▶ _WHAT YOU HAVE TO DO_:
Below are entries to return in full. Keep each one exact.

▶ _RECORD EXTRACTS_:
• • • • • • •
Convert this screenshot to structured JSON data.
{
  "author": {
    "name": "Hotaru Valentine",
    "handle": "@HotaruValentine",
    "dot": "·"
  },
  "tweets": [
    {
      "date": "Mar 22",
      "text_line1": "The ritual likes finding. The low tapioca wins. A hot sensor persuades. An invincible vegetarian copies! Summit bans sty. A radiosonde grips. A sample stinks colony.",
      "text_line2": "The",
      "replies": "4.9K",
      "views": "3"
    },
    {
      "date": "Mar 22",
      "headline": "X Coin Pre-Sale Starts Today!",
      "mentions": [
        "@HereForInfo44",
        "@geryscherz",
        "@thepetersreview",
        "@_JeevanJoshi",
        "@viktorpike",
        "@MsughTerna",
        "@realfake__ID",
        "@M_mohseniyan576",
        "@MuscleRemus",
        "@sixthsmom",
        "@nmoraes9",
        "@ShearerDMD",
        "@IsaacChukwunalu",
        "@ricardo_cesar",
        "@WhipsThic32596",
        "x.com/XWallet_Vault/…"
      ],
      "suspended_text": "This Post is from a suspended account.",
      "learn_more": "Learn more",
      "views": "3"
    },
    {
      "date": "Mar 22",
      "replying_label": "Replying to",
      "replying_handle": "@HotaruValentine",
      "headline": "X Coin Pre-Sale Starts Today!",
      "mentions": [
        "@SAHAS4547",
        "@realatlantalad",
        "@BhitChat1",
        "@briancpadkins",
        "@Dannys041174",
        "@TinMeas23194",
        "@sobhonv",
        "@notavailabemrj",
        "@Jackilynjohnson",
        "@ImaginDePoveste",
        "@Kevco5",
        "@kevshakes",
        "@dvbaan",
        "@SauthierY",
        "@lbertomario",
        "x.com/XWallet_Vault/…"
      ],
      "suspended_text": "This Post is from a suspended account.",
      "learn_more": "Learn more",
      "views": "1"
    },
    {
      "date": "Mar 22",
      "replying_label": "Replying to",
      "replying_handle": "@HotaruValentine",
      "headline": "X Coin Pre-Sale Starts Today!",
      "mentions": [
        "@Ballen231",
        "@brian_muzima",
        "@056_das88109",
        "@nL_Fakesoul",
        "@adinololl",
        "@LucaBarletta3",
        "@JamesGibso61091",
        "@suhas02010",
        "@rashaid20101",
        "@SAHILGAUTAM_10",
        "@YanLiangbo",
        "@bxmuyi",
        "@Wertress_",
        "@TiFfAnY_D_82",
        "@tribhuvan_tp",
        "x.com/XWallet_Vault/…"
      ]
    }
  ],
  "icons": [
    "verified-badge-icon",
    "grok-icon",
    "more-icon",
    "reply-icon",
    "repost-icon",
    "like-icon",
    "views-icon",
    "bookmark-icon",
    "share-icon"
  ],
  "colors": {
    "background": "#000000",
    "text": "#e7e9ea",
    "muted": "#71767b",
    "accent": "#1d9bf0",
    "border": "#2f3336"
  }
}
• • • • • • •
▶ _EXPECTED ANSWER_:
Convert this screenshot to structured JSON data.
{
  "author": {
    "name": "Hotaru Valentine",
    "handle": "@HotaruValentine",
    "dot": "·"
  },
  "tweets": [
    {
      "date": "Mar 22",
      "text_line1": "The ritual likes finding. The low tapioca wins. A hot sensor persuades. An invincible vegetarian copies! Summit bans sty. A radiosonde grips. A sample stinks colony.",
      "text_line2": "The",
      "replies": "4.9K",
      "views": "3"
    },
    {
      "date": "Mar 22",
      "headline": "X Coin Pre-Sale Starts Today!",
      "mentions": [
        "@HereForInfo44",
        "@geryscherz",
        "@thepetersreview",
        "@_JeevanJoshi",
        "@viktorpike",
        "@MsughTerna",
        "@realfake__ID",
        "@M_mohseniyan576",
        "@MuscleRemus",
        "@sixthsmom",
        "@nmoraes9",
        "@ShearerDMD",
        "@IsaacChukwunalu",
        "@ricardo_cesar",
        "@WhipsThic32596",
        "x.com/XWallet_Vault/…"
      ],
      "suspended_text": "This Post is from a suspended account.",
      "learn_more": "Learn more",
      "views": "3"
    },
    {
      "date": "Mar 22",
      "replying_label": "Replying to",
      "replying_handle": "@HotaruValentine",
      "headline": "X Coin Pre-Sale Starts Today!",
      "mentions": [
        "@SAHAS4547",
        "@realatlantalad",
        "@BhitChat1",
        "@briancpadkins",
        "@Dannys041174",
        "@TinMeas23194",
        "@sobhonv",
        "@notavailabemrj",
        "@Jackilynjohnson",
        "@ImaginDePoveste",
        "@Kevco5",
        "@kevshakes",
        "@dvbaan",
        "@SauthierY",
        "@lbertomario",
        "x.com/XWallet_Vault/…"
      ],
      "suspended_text": "This Post is from a suspended account.",
      "learn_more": "Learn more",
      "views": "1"
    },
    {
      "date": "Mar 22",
      "replying_label": "Replying to",
      "replying_handle": "@HotaruValentine",
      "headline": "X Coin Pre-Sale Starts Today!",
      "mentions": [
        "@Ballen231",
        "@brian_muzima",
        "@056_das88109",
        "@nL_Fakesoul",
        "@adinololl",
        "@LucaBarletta3",
        "@JamesGibso61091",
        "@suhas02010",
        "@rashaid20101",
        "@SAHILGAUTAM_10",
        "@YanLiangbo",
        "@bxmuyi",
        "@Wertress_",
        "@TiFfAnY_D_82",
        "@tribhuvan_tp",
        "x.com/XWallet_Vault/…"
      ]
    }
  ],
  "icons": [
    "verified-badge-icon",
    "grok-icon",
    "more-icon",
    "reply-icon",
    "repost-icon",
    "like-icon",
    "views-icon",
    "bookmark-icon",
    "share-icon"
  ],
  "colors": {
    "background": "#000000",
    "text": "#e7e9ea",
    "muted": "#71767b",
    "accent": "#1d9bf0",
    "border": "#2f3336"
  }
}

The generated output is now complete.